There’s much we still need to learn about the impact of COVID-19 on your cardiovascular health, but one thing is certain: The virus can directly affect your heart.
Medical experts currently estimate that 20-25% of patients
hospitalized for COVID-19 develop heart muscle inflammation, a condition called myocarditis.
Heart problems aren’t limited to people who were sick enough to go to the hospital. In one study, 78% of patients who recovered from COVID-19 had signs of ongoing heart inflammation, and two-thirds of them recovered at home
In other words, you might not have symptoms or experience mild to moderate illness due to COVID-19, but you’re still at risk for myocarditis. And myocarditis can lead to cardiomyopathy.
Our team at Peak Heart & Vascular
keeps up with the most current research about COVID-19 and heart disease. If you had, or currently have, COVID-19 and have any questions or concerns about your heart health, don’t hesitate to call — we’re here to help.
Meanwhile, here’s what we know so far about COVID-19 and how it can lead to cardiomyopathy.
How COVID-19 causes heart damage
COVID-19 can cause myocarditis and cardiomyopathy through:
COVID-19 causes a body-wide inflammatory response.
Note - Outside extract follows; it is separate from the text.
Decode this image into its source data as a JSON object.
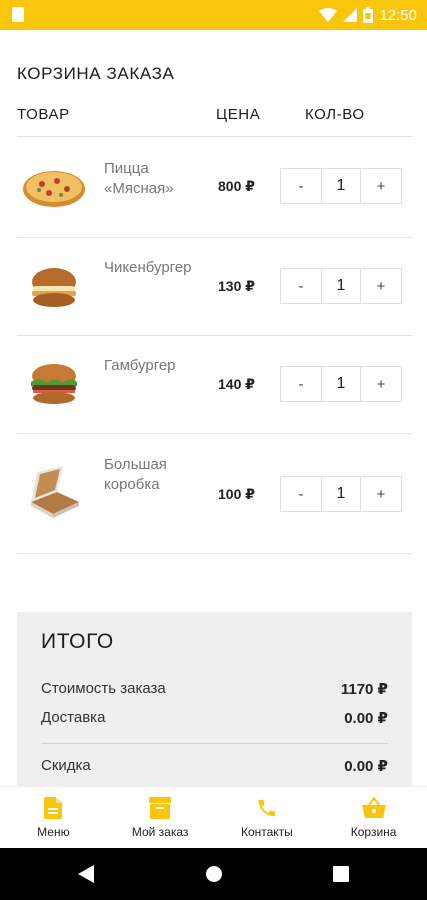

Inflammation normally helps your body fight infection, but COVID-19 triggers such an immense reaction that the extensive inflammation can lead to heart problems.
Inflammation induced by COVID-19 causes myocarditis, but it can also affect the tissues surrounding your heart, causing a type of inflammatory disease called pericarditis. Inflammation also has the ability to disrupt the heart’s electrical system and cause arrhythmias (irregular heartbeats).
Direct heart injury
The COVID-19 virus can also directly attack your heart, a characteristic that sets it apart from other members of the coronavirus family. COVID-19 has a protein that attaches to and then enters heart cells. Once the virus is in cardiac cells, it damages them, causing scarring or cellular death.
As the virus infects your lungs, your body is deprived of oxygen. Acute respiratory distress is known to cause heart complications such as arrhythmias, reduced cardiac output, heart attack, and endocarditis. Endocarditis occurs when the inner lining of your heart becomes inflamed.
COVID-19 and cardiomyopathy
There are many possible causes of cardiomyopathy, including tissue damage and inflammation due to viral infections such as COVID-19.
Even though COVID-19 is most often linked with myocarditis rather than cardiomyopathy, the fact is that myocarditis can cause cardiomyopathy.
Up to 20% of patients
who get myocarditis due to viral infections other than COVID-19 go on to develop chronic inflammatory cardiomyopathy.
Though further research is needed to verify the overall impact of COVID-19, chances are it causes just as many, if not more, cases of cardiomyopathy as other viral infections.
Symptoms of myocarditis and cardiomyopathy
Cardiomyopathy may cause an enlarged left ventricle, lead to thickened muscles in the left ventricle, or generally cause loss of elasticity, making the heart muscles rigid. All three types restrict the heart’s ability to pump oxygen-rich blood into your body.
Since myocarditis causes inflamed heart muscles, this condition also reduces the heart’s pumping ability. And myocarditis often interrupts the heart’s built-in electrical system.
Myocarditis and cardiomyopathy both cause symptoms such as:
- Chest pain or pressure
- Shortness of breath (at rest and when you’re active)
- Swelling in your legs, ankles, and/or feet (due to fluid retention)
- Fast or abnormal heart rhythms (arrhythmias)
If you have cardiomyopathy, you may also experience dizziness, abdominal bloating, or a cough that occurs when lying down.
If you develop any of these symptoms during or after your recovery from COVID-19, don’t wait to contact us for a complete heart evaluation.
It doesn’t matter if you had asymptomatic, mild, or severe COVID-19, you’re at risk for ongoing heart problems. You may prevent serious complications with early treatment.
You can consult with one of our experienced cardiologists through a virtual visit
or in person at one of our clinic locations. To schedule an appointment, call Peak Heart & Vascular
in Surprise, Avondale, Flagstaff, or Phoenix, Arizona, or connect online to submit an appointment request for an in-office or virtual visit.